A stop order is a type of order used to buy or sell securities when the market price reaches a specified value, known as the stop price. Stop orders are generally used to limit losses or to protect profits for a security that has been sold short.
Sounds complicated? Let’s use an example to make it easy to understand.
Example 1 (sell-stop) - Long positions Sounds complicated? If you own shares that are trading at $10, you can place a stop-sell order at $9/share. If the stock price drops to $9, the stop-sell order will trigger and execute as a market order at the selected stop price ($9).
Example 2 (buy-stop) - Short positions Suppose you short stock XYZ at $20 as you anticipate its price to decline in value in the near future. But to protect your trade, you placed a stop-buy order at $22. If the stock price rises to $22, the stop-buy order will trigger and execute as a market order at that selected stop price ($22).
To conclude, for long (buy) positions, you set your sell-stop order below the current market price to protect yourself from losses. For short positions, you set the buy-stop order price above the current market. In either case, when your stop order price is reached, your order is processed as a market order as long as the price is reached within the duration timeline you specified.
Important to know:
- The duration type of good till extended market (GTEM) cannot be used for stop orders. Learn more about order durations

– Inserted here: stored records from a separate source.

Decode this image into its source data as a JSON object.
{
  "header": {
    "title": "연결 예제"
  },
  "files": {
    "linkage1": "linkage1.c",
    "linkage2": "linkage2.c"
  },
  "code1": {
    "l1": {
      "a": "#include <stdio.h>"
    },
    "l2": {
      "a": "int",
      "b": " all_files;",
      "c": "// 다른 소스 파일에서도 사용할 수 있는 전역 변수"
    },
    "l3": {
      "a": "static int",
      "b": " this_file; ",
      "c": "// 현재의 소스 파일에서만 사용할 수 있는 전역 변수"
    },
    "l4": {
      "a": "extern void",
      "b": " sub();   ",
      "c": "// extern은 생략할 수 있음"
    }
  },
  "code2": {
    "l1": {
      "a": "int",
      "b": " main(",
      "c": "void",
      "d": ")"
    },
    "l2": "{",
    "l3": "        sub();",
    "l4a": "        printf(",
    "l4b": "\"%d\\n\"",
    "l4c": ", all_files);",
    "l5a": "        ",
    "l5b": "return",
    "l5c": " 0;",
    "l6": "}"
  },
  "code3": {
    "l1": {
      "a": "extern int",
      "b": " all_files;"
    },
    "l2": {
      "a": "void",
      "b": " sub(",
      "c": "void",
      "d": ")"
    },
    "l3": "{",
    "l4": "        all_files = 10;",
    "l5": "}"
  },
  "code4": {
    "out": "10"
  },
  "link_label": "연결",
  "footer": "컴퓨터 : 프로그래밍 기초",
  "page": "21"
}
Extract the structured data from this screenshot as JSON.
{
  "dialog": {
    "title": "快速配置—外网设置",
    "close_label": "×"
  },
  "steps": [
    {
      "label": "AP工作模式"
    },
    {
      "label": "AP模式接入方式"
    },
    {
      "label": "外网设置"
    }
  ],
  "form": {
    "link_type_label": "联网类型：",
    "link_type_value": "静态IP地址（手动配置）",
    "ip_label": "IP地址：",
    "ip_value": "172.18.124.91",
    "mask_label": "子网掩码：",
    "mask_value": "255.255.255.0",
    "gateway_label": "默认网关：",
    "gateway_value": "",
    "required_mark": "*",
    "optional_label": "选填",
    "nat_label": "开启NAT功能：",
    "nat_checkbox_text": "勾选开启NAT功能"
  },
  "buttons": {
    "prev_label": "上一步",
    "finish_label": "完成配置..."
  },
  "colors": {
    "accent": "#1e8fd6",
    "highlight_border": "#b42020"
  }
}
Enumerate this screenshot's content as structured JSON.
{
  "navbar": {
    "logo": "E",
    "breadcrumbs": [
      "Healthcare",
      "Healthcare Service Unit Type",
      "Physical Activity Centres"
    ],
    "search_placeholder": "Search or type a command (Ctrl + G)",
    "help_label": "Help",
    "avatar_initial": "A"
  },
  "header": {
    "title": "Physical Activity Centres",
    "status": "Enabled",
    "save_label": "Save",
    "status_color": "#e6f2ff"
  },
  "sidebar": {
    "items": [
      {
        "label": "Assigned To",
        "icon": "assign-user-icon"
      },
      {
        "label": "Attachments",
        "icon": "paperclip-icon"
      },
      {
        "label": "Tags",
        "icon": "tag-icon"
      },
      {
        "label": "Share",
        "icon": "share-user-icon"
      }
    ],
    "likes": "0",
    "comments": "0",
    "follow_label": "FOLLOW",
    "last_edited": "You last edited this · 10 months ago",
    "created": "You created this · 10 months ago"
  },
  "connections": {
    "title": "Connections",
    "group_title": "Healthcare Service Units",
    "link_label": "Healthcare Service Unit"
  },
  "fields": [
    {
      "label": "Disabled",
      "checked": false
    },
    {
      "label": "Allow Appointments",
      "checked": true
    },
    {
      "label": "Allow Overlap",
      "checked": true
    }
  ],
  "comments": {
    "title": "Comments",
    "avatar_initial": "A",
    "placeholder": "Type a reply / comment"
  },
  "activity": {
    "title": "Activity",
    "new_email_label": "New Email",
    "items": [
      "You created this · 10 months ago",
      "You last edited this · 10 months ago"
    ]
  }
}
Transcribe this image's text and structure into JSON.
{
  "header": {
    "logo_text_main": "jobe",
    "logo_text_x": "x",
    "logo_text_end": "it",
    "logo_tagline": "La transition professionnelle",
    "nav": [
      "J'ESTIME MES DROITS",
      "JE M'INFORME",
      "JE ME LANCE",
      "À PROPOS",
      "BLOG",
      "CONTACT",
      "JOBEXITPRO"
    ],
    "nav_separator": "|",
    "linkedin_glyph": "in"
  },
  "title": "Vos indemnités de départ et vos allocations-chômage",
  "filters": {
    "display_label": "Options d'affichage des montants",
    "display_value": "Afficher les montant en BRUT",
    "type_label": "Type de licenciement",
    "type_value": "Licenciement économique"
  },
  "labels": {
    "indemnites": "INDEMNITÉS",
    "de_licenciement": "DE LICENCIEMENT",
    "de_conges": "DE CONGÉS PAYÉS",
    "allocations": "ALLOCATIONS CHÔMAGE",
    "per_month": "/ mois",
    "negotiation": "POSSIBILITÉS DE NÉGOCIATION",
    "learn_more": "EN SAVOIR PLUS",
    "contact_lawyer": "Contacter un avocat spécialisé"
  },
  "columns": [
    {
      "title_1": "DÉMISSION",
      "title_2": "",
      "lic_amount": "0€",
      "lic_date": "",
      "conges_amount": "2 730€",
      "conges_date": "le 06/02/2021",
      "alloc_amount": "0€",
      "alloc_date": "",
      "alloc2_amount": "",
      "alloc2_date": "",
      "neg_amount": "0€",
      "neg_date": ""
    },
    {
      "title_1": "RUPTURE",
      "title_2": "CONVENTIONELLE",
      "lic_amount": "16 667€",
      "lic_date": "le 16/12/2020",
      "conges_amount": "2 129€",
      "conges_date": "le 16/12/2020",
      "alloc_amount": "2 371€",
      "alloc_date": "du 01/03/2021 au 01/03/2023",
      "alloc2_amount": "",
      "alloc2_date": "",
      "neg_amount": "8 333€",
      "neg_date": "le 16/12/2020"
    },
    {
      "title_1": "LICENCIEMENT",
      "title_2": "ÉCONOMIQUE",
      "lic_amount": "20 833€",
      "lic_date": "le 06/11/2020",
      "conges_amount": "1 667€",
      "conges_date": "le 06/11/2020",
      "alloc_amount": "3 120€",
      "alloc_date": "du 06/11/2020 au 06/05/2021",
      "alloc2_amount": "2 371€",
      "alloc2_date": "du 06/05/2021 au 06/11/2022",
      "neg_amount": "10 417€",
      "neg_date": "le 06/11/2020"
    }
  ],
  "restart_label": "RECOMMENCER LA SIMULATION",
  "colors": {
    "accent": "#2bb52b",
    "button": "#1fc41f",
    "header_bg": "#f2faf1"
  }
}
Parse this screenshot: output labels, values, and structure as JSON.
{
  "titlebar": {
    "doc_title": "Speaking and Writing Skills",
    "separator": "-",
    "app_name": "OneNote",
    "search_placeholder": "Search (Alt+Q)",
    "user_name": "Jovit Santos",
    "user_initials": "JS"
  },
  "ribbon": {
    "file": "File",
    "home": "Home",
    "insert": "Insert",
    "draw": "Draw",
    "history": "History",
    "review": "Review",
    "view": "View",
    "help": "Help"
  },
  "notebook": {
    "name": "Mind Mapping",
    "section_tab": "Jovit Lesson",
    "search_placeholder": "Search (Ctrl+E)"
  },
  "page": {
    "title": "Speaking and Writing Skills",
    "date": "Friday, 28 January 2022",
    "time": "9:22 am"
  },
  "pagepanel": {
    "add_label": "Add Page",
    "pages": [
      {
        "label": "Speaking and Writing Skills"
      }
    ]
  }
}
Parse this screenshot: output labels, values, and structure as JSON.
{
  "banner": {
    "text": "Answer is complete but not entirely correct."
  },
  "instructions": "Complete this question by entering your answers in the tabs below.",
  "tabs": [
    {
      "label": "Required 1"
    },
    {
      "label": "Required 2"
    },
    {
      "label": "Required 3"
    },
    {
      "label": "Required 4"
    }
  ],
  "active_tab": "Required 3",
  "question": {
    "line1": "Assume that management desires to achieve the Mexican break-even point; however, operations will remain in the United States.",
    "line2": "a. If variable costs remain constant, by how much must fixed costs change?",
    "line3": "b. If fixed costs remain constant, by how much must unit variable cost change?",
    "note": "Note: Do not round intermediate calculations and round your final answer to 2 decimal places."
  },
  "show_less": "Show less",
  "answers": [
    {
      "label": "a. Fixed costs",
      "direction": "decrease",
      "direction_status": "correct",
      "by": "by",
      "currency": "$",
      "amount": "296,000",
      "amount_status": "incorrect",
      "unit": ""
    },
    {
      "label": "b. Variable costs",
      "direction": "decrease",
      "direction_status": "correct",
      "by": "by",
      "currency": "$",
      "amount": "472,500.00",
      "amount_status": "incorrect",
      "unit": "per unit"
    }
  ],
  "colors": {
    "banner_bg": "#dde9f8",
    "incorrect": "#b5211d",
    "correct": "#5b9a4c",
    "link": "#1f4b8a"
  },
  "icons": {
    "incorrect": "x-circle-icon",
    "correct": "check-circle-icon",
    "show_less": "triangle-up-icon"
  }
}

- When placing a stop order, you’re required to specify your duration (hyperlink) as well
- Stop orders are not allowed on Canadian exchanges